Ride the wave of e-books and experience the freedom to read anywhere at any time almost any book you want to read. Share almost all content with your friends, quote it directly into your emails, your FB page, onto a Twitter post, however the words move you to share them; that too is your new ability given the ways in which e-books are formated.

All the books I publish are available as e-books and you can find out all about them here.

#DemandCreatesSupply: Your Help Needed

A Page from Occupy These Photos

SullivanStPress is on the march until we can get Amazon and B&N to carry the beautiful print version of Mickey Z.’s new book, Occupy These Photos.

You can help speed up that day by going to the Amazon and B&N websites and placing Occupy These Photos on your wishlist.

Good corporate operatives that they are, they will respond to an ever growing demand for this title because as our new hashtag campaign makes clear #DemandCreatesSupply.

This campaign to get Mickey’s book on the corporate radar so that they will add it to their virtual shelves has reminded me of two things. I love being a publisher. That job allows me to wander the world asking myself what else would make a great book and how can I help bring that book to life? The second thing I am aware of is how much I also love to write. I am finishing Scags at 30 and want to have the focus it takes to complete my novel.

Saving SullivanStPress right now is an even greater need. The mission is the same: To change the publishing paradigm.

My needs are the same: To have a company that won’t abandon my writing (or anyone else’s) because times are hard.

Publishing and writing can feel like mutually exclusive activities. But without both in my life, I would feel rudderless. Asking you, and your friends and family, to take up our cause of putting Mickey’s beautiful new book on the virtual shelves of Amazon and B&N, is a worthy use of anyone’s time.

People talk about Banned Books. What about books that are flat out refused to be stocked? The only time our book pages should read “temporarily out of stock” on Amazon or B&N’s websites should be because they can’t keep up with demand.

Please join our campaign #DemandCreatesSupply today and share this vital work with all who love to read and want to see fair and equal treatment extended to all publishers, large and small.

Join us on Facebook to share your thoughts about this campaign.

Sullivan Street Press Needs Your Help

I feel that anger that comes when I know we are in one of those David vs Goliath moments and there is no telling if we can stay afloat. Yet, we must.

Two weeks ago, Occupy These Photos, by Mickey Z. came out. It is available as an e-book or as a beautifully produced paperback. But Amazon and B&N have listed the paperback as “temporarily out of stock” since the date of its publication (9/8/15).

For small presses like this one to stay in business, our books need to be available, they need to be seen and to be purchased. We need our community to support us and they can’t if they can’t buy our books.

We are a small press. We are using a new distributor who is more determined sometimes than we are to see our books be available but even with that determination, Occupy These Photos, can’t be ordered from the Amazon or B&N websites.
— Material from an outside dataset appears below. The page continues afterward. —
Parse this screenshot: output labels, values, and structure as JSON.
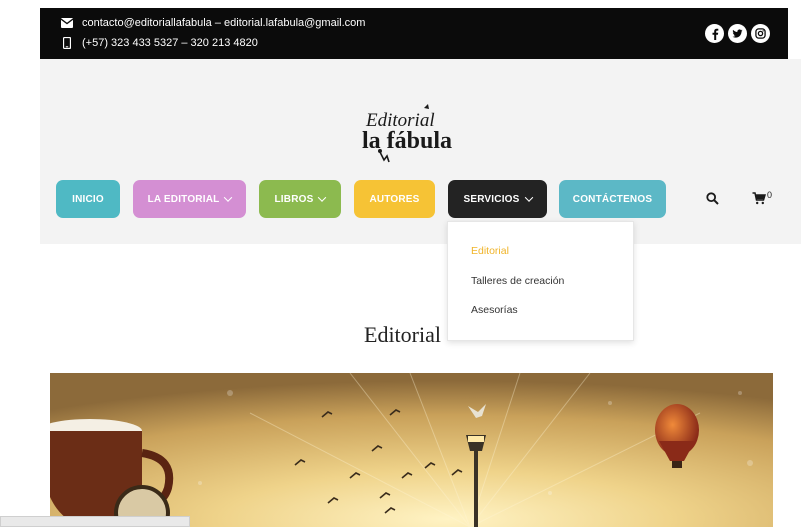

We need the support of all those who believe in the wonders of small presses to produce books that are necessary for the survival of a literate culture and who also love books as much as we do.

Here’s how you can help us.

Go the Amazon and B&N websites and make a wish. Put Occupy These Photos on your wishlist. Let’s build up a demand for this book. Since Amazon and B&N are good capitalists, that will drive the engine that will break this deadlock and make Mickey Z.’s beautiful new book available to all.

There is nothing like making these behemoths bow down to the only power they respect–demand for a book, a large enough demand that they will not be able to ignore us.

Do it not just for Sullivan Street Press but for every small press that wants the corporate giants to treat small presses with the same respect they treat the larger presses. I truly thank you for this support.